Making A New Artificial Eye
Eyes can be damaged either through trauma or disease, and as a result may may have to be removed.
This article describes to you how an artificial eye is made. If you have not seen it yet, please see our overview of how an artificial eye affects you.
An artificial eye is an acrylic prosthesis that can restore the appearance of the face. By carefully manufacturing a prosthetic eye to the correct shape, and then painting it to accurately match the other eye, we are able to deliver a natural result for most clients.
A natural results means that you will find people cannot distinguish the natural eye in normal social interaction and conversation.
There are several different kinds of eye prostheses:
- where the real eye been surgically removed, a full prosthesis is used
- for a blind or damaged eye, a haptic lens (a very thin prosthetic shell that fits over the eye) is used
A prosthetic eye will generally take five appointments, typically taking place over five to six weeks.

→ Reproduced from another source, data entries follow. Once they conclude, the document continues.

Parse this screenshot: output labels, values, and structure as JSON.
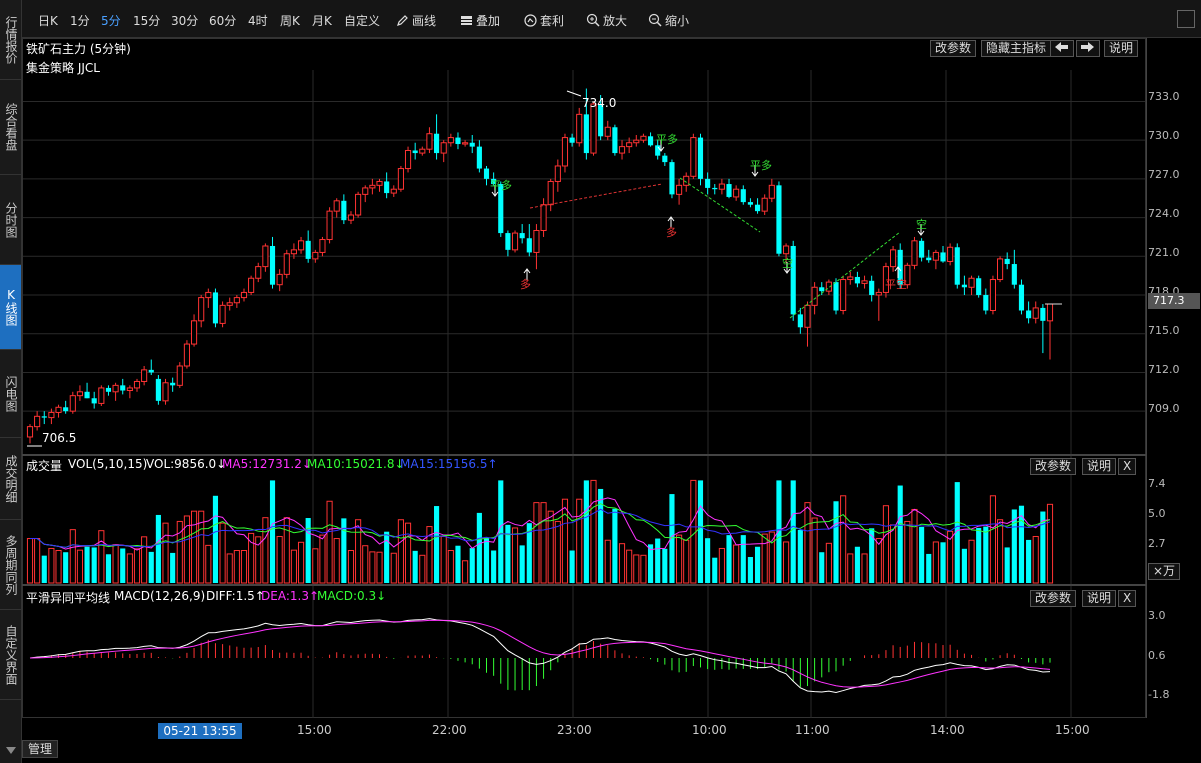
{
  "sidebar": {
    "items": [
      {
        "label": "行情报价",
        "active": false
      },
      {
        "label": "综合看盘",
        "active": false
      },
      {
        "label": "分时图",
        "active": false
      },
      {
        "label": "K线图",
        "active": true
      },
      {
        "label": "闪电图",
        "active": false
      },
      {
        "label": "成交明细",
        "active": false
      },
      {
        "label": "多周期同列",
        "active": false
      },
      {
        "label": "自定义界面",
        "active": false
      }
    ]
  },
  "toolbar": {
    "periods": [
      "日K",
      "1分",
      "5分",
      "15分",
      "30分",
      "60分",
      "4时",
      "周K",
      "月K",
      "自定义"
    ],
    "active_period": "5分",
    "draw": "画线",
    "overlay": "叠加",
    "arbitrage": "套利",
    "zoom_in": "放大",
    "zoom_out": "缩小"
  },
  "main_chart": {
    "title": "铁矿石主力 (5分钟)",
    "strategy": "集金策略 JJCL",
    "buttons": {
      "edit_params": "改参数",
      "hide_indicator": "隐藏主指标",
      "explain": "说明"
    },
    "high_label": "734.0",
    "low_label": "706.5",
    "current_price": "717.3",
    "price_ticks": [
      "733.0",
      "730.0",
      "727.0",
      "724.0",
      "721.0",
      "718.0",
      "715.0",
      "712.0",
      "709.0"
    ],
    "signals": [
      {
        "text": "平多",
        "color": "#33dd33"
      },
      {
        "text": "多",
        "color": "#ee3333"
      },
      {
        "text": "平多",
        "color": "#33dd33"
      },
      {
        "text": "多",
        "color": "#ee3333"
      },
      {
        "text": "平多",
        "color": "#33dd33"
      },
      {
        "text": "空",
        "color": "#33dd33"
      },
      {
        "text": "平空",
        "color": "#ee3333"
      },
      {
        "text": "空",
        "color": "#33dd33"
      }
    ]
  },
  "volume_panel": {
    "label": "成交量",
    "indicator": "VOL(5,10,15)",
    "vol": "VOL:9856.0↓",
    "ma5": "MA5:12731.2↓",
    "ma10": "MA10:15021.8↓",
    "ma15": "MA15:15156.5↑",
    "edit_params": "改参数",
    "explain": "说明",
    "close": "X",
    "ticks": [
      "7.4",
      "5.0",
      "2.7"
    ],
    "unit": "×万"
  },
  "macd_panel": {
    "label": "平滑异同平均线",
    "indicator": "MACD(12,26,9)",
    "diff": "DIFF:1.5↑",
    "dea": "DEA:1.3↑",
    "macd": "MACD:0.3↓",
    "edit_params": "改参数",
    "explain": "说明",
    "close": "X",
    "ticks": [
      "3.0",
      "0.6",
      "-1.8"
    ]
  },
  "time_axis": {
    "highlight": "05-21 13:55",
    "labels": [
      "15:00",
      "22:00",
      "23:00",
      "10:00",
      "11:00",
      "14:00",
      "15:00"
    ]
  },
  "bottom_tab": "管理",
  "colors": {
    "up": "#ff3333",
    "down": "#00ffff",
    "ma5": "#ff33ff",
    "ma10": "#33ff33",
    "ma15": "#3333ff"
  },
  "chart_data": {
    "type": "candlestick",
    "title": "铁矿石主力 (5分钟)",
    "ylim": [
      706.0,
      735.5
    ],
    "candles": [
      [
        707.0,
        708.0,
        706.5,
        707.8
      ],
      [
        707.8,
        709.0,
        707.5,
        708.6
      ],
      [
        708.6,
        709.0,
        708.0,
        708.5
      ],
      [
        708.5,
        709.2,
        708.0,
        708.9
      ],
      [
        708.9,
        709.5,
        708.5,
        709.3
      ],
      [
        709.3,
        709.8,
        708.8,
        709.0
      ],
      [
        709.0,
        710.5,
        708.8,
        710.2
      ],
      [
        710.2,
        711.0,
        709.8,
        710.5
      ],
      [
        710.5,
        711.2,
        710.0,
        710.0
      ],
      [
        710.0,
        710.5,
        709.2,
        709.6
      ],
      [
        709.6,
        711.0,
        709.4,
        710.8
      ],
      [
        710.8,
        711.0,
        710.2,
        710.5
      ],
      [
        710.5,
        711.2,
        709.8,
        711.0
      ],
      [
        711.0,
        711.5,
        710.3,
        710.6
      ],
      [
        710.6,
        711.0,
        710.0,
        710.8
      ],
      [
        710.8,
        711.5,
        710.5,
        711.3
      ],
      [
        711.3,
        712.5,
        711.0,
        712.2
      ],
      [
        712.2,
        713.0,
        711.8,
        712.0
      ],
      [
        711.5,
        711.8,
        709.5,
        709.8
      ],
      [
        709.8,
        711.5,
        709.5,
        711.2
      ],
      [
        711.2,
        711.6,
        710.5,
        711.0
      ],
      [
        711.0,
        712.8,
        710.8,
        712.5
      ],
      [
        712.5,
        714.5,
        712.3,
        714.2
      ],
      [
        714.2,
        716.5,
        714.0,
        716.0
      ],
      [
        716.0,
        718.0,
        715.5,
        717.8
      ],
      [
        717.8,
        718.5,
        717.0,
        718.2
      ],
      [
        718.2,
        718.5,
        715.5,
        715.8
      ],
      [
        715.8,
        717.5,
        715.5,
        717.2
      ],
      [
        717.2,
        717.8,
        716.8,
        717.4
      ],
      [
        717.4,
        718.0,
        717.0,
        717.8
      ],
      [
        717.8,
        718.5,
        717.5,
        718.2
      ],
      [
        718.2,
        719.5,
        718.0,
        719.3
      ],
      [
        719.3,
        720.5,
        719.0,
        720.2
      ],
      [
        720.2,
        722.0,
        719.8,
        721.8
      ],
      [
        721.8,
        722.5,
        718.5,
        718.8
      ],
      [
        718.8,
        720.0,
        718.3,
        719.6
      ],
      [
        719.6,
        721.5,
        719.3,
        721.2
      ],
      [
        721.2,
        722.0,
        720.8,
        721.5
      ],
      [
        721.5,
        722.5,
        721.2,
        722.2
      ],
      [
        722.2,
        723.0,
        720.5,
        720.8
      ],
      [
        720.8,
        721.5,
        720.5,
        721.3
      ],
      [
        721.3,
        722.5,
        721.0,
        722.3
      ],
      [
        722.3,
        724.8,
        722.0,
        724.5
      ],
      [
        724.5,
        725.5,
        724.0,
        725.3
      ],
      [
        725.3,
        725.8,
        723.5,
        723.8
      ],
      [
        723.8,
        724.5,
        723.5,
        724.2
      ],
      [
        724.2,
        726.0,
        724.0,
        725.8
      ],
      [
        725.8,
        726.5,
        725.2,
        726.3
      ],
      [
        726.3,
        727.0,
        725.8,
        726.5
      ],
      [
        726.5,
        727.0,
        726.0,
        726.8
      ],
      [
        726.8,
        727.5,
        725.5,
        725.9
      ],
      [
        725.9,
        726.5,
        725.6,
        726.2
      ],
      [
        726.2,
        728.0,
        726.0,
        727.8
      ],
      [
        727.8,
        729.5,
        727.5,
        729.2
      ],
      [
        729.2,
        729.8,
        728.5,
        729.0
      ],
      [
        729.0,
        729.5,
        728.8,
        729.3
      ],
      [
        729.3,
        731.0,
        729.0,
        730.5
      ],
      [
        730.5,
        732.0,
        728.5,
        729.0
      ],
      [
        729.0,
        730.0,
        728.3,
        729.8
      ],
      [
        729.8,
        730.5,
        729.5,
        730.2
      ],
      [
        730.2,
        730.6,
        729.3,
        729.7
      ],
      [
        729.7,
        730.0,
        729.5,
        729.8
      ],
      [
        729.8,
        730.4,
        729.0,
        729.5
      ],
      [
        729.5,
        730.0,
        727.5,
        727.8
      ],
      [
        727.8,
        728.0,
        726.5,
        727.0
      ],
      [
        727.0,
        727.5,
        726.5,
        726.6
      ],
      [
        726.6,
        726.8,
        722.5,
        722.8
      ],
      [
        722.8,
        723.0,
        721.0,
        721.5
      ],
      [
        721.5,
        723.0,
        721.3,
        722.8
      ],
      [
        722.8,
        723.5,
        722.0,
        722.4
      ],
      [
        722.4,
        723.5,
        721.0,
        721.3
      ],
      [
        721.3,
        723.5,
        720.0,
        723.0
      ],
      [
        723.0,
        725.5,
        722.5,
        725.0
      ],
      [
        725.0,
        727.0,
        724.5,
        726.8
      ],
      [
        726.8,
        728.5,
        726.0,
        728.0
      ],
      [
        728.0,
        730.5,
        727.5,
        730.2
      ],
      [
        730.2,
        730.5,
        729.5,
        729.8
      ],
      [
        729.8,
        732.5,
        729.5,
        732.0
      ],
      [
        732.0,
        734.0,
        728.5,
        729.0
      ],
      [
        729.0,
        733.0,
        728.8,
        732.8
      ],
      [
        732.8,
        733.5,
        730.0,
        730.3
      ],
      [
        730.3,
        731.5,
        730.0,
        731.0
      ],
      [
        731.0,
        731.2,
        728.8,
        729.0
      ],
      [
        729.0,
        730.0,
        728.5,
        729.5
      ],
      [
        729.5,
        730.2,
        729.0,
        729.8
      ],
      [
        729.8,
        730.4,
        729.5,
        730.0
      ],
      [
        730.0,
        730.5,
        729.8,
        730.3
      ],
      [
        730.3,
        730.6,
        729.5,
        729.6
      ],
      [
        729.6,
        730.0,
        728.5,
        728.8
      ],
      [
        728.8,
        729.0,
        728.0,
        728.3
      ],
      [
        728.3,
        728.5,
        725.5,
        725.8
      ],
      [
        725.8,
        727.0,
        725.0,
        726.5
      ],
      [
        726.5,
        727.5,
        726.0,
        727.2
      ],
      [
        727.2,
        730.5,
        727.0,
        730.2
      ],
      [
        730.2,
        730.5,
        726.5,
        727.0
      ],
      [
        727.0,
        727.5,
        725.8,
        726.3
      ],
      [
        726.3,
        726.6,
        725.8,
        726.2
      ],
      [
        726.2,
        727.0,
        725.8,
        726.6
      ],
      [
        726.6,
        727.0,
        725.5,
        725.6
      ],
      [
        725.6,
        726.5,
        725.3,
        726.2
      ],
      [
        726.2,
        726.5,
        725.0,
        725.2
      ],
      [
        725.2,
        725.5,
        724.8,
        725.0
      ],
      [
        725.0,
        725.5,
        724.3,
        724.5
      ],
      [
        724.5,
        725.8,
        724.2,
        725.5
      ],
      [
        725.5,
        727.0,
        725.2,
        726.5
      ],
      [
        726.5,
        726.8,
        721.0,
        721.2
      ],
      [
        721.2,
        722.0,
        720.5,
        721.8
      ],
      [
        721.8,
        722.2,
        716.0,
        716.5
      ],
      [
        716.5,
        717.0,
        715.0,
        715.5
      ],
      [
        715.5,
        717.5,
        714.0,
        717.2
      ],
      [
        717.2,
        719.0,
        716.5,
        718.6
      ],
      [
        718.6,
        719.0,
        718.0,
        718.3
      ],
      [
        718.3,
        719.2,
        718.0,
        719.0
      ],
      [
        719.0,
        719.3,
        716.5,
        716.8
      ],
      [
        716.8,
        719.5,
        716.5,
        719.2
      ],
      [
        719.2,
        719.8,
        718.8,
        719.4
      ],
      [
        719.4,
        719.8,
        718.6,
        718.9
      ],
      [
        718.9,
        719.5,
        718.5,
        719.1
      ],
      [
        719.1,
        719.5,
        717.5,
        718.0
      ],
      [
        718.0,
        718.5,
        716.0,
        718.2
      ],
      [
        718.2,
        720.5,
        717.8,
        720.2
      ],
      [
        720.2,
        721.8,
        719.8,
        721.5
      ],
      [
        721.5,
        722.0,
        718.5,
        718.8
      ],
      [
        718.8,
        720.5,
        718.5,
        720.3
      ],
      [
        720.3,
        722.5,
        720.0,
        722.2
      ],
      [
        722.2,
        722.4,
        720.6,
        720.9
      ],
      [
        720.9,
        721.5,
        720.5,
        720.7
      ],
      [
        720.7,
        721.5,
        720.0,
        721.3
      ],
      [
        721.3,
        721.8,
        720.5,
        720.6
      ],
      [
        720.6,
        722.0,
        720.3,
        721.7
      ],
      [
        721.7,
        722.0,
        718.5,
        718.8
      ],
      [
        718.8,
        719.5,
        718.0,
        718.6
      ],
      [
        718.6,
        719.5,
        718.0,
        719.3
      ],
      [
        719.3,
        719.5,
        717.8,
        718.0
      ],
      [
        718.0,
        718.5,
        716.5,
        716.8
      ],
      [
        716.8,
        719.5,
        716.5,
        719.2
      ],
      [
        719.2,
        721.0,
        719.0,
        720.8
      ],
      [
        720.8,
        721.3,
        720.0,
        720.4
      ],
      [
        720.4,
        721.5,
        718.5,
        718.8
      ],
      [
        718.8,
        719.2,
        716.5,
        716.8
      ],
      [
        716.8,
        717.5,
        715.8,
        716.2
      ],
      [
        716.2,
        717.5,
        715.8,
        717.0
      ],
      [
        717.0,
        717.3,
        713.5,
        716.0
      ],
      [
        716.0,
        717.0,
        713.0,
        717.3
      ]
    ],
    "volumes": [],
    "macd_hist": [],
    "diff": [],
    "dea": []
  }
}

(Note: in our consultancy, we work with local and international clients – the duration may be shorter for international clients. Additional appointments may be required to achieve the optimum fit and colour match – there are no additional costs involved.)
The following stages show a typical eye replacement carried out over five appointments.
An impression of the eye socket is taken to determine its exact shape. This is a painless process that involves filling a syringe with impression paste and syringing the paste into the eye socket.
There is no needle on the syringe and the impression paste takes less then one minute to set. The colour of the iris is matched to support the hand painting of a new iris.
The impression is made up into a plastic shell and the front of the shell reshaped to fit exactly to the eyelid. The iris is attached and the focus adjusted.
Initial fitting and sclera (3)
The prosthetic eye is assessed for fit, and refinements identified. A special sitting is held to match the sclera (white of the eye), veins and pupil.
Second fitting (4)
A second fitting of the prosthesis is carried out and any adjustments are made. Colour is assessed carefully and required colour changes are noted.
The new eye is usually ready for final handover by the fifth visit. During this sitting the wearer and/or their primary caregiver) is shown how to handle, clean and fit the prosthesis.
Clients can return after a week or two to review fit and discuss any other questions that may have arisen.